The Spring Valley High School video shows the big racial disparities in school discipline
The viral video of a South Carolina police officer brutally arresting a black female student is horrifying for the over-the-top use of force it shows, especially in a school setting. But it also exposes another troubling aspect of US schools: Black students are much more likely to face discipline than their white peers — and that disparity is even larger when comparing black girls and white girls.

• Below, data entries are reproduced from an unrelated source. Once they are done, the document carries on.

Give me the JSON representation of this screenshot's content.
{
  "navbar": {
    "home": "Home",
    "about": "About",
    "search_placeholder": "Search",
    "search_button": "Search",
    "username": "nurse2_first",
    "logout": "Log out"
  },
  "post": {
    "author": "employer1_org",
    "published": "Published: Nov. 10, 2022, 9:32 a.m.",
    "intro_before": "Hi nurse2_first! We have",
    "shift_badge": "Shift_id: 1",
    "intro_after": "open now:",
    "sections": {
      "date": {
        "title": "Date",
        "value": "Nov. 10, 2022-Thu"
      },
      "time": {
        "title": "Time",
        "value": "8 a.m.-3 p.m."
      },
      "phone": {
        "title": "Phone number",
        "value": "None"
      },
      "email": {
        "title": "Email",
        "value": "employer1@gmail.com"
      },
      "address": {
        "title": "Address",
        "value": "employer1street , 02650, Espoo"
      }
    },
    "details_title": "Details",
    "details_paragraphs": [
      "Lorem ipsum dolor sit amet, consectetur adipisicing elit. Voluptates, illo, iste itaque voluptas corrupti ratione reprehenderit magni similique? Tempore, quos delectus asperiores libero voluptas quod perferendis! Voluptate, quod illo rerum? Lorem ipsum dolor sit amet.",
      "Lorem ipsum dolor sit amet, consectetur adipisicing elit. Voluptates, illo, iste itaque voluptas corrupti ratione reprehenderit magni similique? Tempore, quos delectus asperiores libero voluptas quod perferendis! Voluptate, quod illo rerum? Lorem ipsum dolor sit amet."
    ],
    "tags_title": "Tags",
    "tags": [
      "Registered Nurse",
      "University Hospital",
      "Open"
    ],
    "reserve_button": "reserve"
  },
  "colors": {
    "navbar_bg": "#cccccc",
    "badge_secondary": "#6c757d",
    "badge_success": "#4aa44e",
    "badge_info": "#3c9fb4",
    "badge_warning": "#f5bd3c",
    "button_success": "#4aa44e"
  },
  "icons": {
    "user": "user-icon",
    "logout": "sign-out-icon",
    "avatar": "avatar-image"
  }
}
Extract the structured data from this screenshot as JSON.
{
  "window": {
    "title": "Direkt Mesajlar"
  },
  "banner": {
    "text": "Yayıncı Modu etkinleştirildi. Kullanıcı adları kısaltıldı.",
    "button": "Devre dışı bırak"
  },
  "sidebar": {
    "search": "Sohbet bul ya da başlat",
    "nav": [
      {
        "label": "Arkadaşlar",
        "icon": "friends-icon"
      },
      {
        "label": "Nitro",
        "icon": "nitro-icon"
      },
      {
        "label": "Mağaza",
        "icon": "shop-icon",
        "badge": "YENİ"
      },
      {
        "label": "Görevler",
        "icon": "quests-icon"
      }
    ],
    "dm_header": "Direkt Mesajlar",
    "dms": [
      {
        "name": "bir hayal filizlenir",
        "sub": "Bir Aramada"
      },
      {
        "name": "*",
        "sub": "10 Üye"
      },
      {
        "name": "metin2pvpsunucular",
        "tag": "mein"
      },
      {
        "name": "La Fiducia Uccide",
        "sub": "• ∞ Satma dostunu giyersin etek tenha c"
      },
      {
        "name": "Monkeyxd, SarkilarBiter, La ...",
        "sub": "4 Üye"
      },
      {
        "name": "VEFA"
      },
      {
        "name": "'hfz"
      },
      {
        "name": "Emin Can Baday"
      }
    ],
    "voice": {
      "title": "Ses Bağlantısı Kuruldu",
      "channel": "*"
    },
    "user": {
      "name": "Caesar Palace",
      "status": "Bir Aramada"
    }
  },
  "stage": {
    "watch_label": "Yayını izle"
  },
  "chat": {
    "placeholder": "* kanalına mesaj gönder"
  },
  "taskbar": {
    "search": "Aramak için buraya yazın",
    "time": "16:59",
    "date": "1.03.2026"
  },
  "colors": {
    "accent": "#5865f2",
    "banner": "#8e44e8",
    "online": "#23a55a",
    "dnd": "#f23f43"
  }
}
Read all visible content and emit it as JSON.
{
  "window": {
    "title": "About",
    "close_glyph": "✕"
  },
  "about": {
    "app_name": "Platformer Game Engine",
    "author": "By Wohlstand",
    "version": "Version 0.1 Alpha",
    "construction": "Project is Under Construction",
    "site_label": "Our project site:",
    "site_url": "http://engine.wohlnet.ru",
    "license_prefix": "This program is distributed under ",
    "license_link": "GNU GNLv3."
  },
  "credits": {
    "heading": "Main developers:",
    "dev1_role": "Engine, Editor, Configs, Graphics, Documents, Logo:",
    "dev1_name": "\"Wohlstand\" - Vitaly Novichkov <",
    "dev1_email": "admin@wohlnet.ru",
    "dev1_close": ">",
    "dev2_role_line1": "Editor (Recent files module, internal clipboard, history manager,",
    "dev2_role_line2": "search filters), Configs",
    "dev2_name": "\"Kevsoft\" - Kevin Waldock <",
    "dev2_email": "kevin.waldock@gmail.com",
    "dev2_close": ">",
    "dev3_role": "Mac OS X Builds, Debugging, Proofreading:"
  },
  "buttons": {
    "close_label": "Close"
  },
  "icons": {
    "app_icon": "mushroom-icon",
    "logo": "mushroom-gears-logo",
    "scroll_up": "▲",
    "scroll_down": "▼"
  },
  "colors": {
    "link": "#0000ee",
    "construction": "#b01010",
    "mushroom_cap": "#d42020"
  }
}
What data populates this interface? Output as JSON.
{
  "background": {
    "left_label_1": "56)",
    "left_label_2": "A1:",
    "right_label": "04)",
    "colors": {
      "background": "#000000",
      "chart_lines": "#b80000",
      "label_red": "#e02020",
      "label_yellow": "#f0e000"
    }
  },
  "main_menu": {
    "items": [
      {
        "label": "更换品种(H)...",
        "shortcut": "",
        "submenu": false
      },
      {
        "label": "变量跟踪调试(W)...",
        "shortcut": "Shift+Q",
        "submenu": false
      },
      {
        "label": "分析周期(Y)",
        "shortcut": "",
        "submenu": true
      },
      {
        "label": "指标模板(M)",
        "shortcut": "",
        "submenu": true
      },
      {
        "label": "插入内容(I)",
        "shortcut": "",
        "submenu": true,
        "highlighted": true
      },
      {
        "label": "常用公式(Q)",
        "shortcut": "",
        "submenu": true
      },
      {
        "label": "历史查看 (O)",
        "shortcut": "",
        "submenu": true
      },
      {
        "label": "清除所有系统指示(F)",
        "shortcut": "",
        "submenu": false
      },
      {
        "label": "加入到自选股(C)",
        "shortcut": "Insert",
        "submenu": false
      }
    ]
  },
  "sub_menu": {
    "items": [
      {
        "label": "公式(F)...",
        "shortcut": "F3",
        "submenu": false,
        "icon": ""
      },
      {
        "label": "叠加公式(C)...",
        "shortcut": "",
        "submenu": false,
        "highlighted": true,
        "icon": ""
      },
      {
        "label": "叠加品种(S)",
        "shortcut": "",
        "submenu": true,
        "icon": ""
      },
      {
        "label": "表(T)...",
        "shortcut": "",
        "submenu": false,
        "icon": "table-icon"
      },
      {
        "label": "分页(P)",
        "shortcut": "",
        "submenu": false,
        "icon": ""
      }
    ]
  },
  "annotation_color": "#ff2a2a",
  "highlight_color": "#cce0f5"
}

The data, taken from a report from the Center for Intersectionality and Social Policy Studies, shows that black boys still face the highest rates of school discipline. But the report argues that "these data reveal that in some cases, race may be a more significant factor for females than it is for males." And a racial disparity persists, federal investigations have found, even when black and white students engage in identical behavior.
The disparity, the research suggests, is a result of zero-tolerance policies that many US schools — particularly those in minority, poor neighborhoods — took on as lawmakers pushed tough-on-crime policies. This shift created what critics call a "school-to-prison pipeline" that effectively pushes students out of schools and into the criminal justice system.
The pipeline was in clear view in the Spring Valley High School video: The student allegedly disrupted the class. The teacher and administrators reportedly tried to get her to leave the class. When that failed, they called in the police. Even if the situation hadn't ended in a brutal assault, the outcome would still have been incredibly harsh for the girl: She would have likely been arrested, charged for disrupting the school, and pushed toward the juvenile justice system.
What's worse, the harsh discipline seems to be more common in predominantly black schools. One study published in Sociology of Education analyzed a data set of more than 60,000 schools in more than 6,000 districts. It found schools with relatively larger minority and poor populations are more likely to implement criminalized disciplinary policies — such as suspensions, expulsions, police referrals, and arrests — and less likely to medicalize students by, for instance, connecting them to psychological or behavioral care.
Or, as study author David Ramey told the Daily Beast's Abby Haglage, "White kids tend to get viewed as having ADHD, or having some sort of behavioral problem. Black kids are viewed as being unruly and unwilling to learn."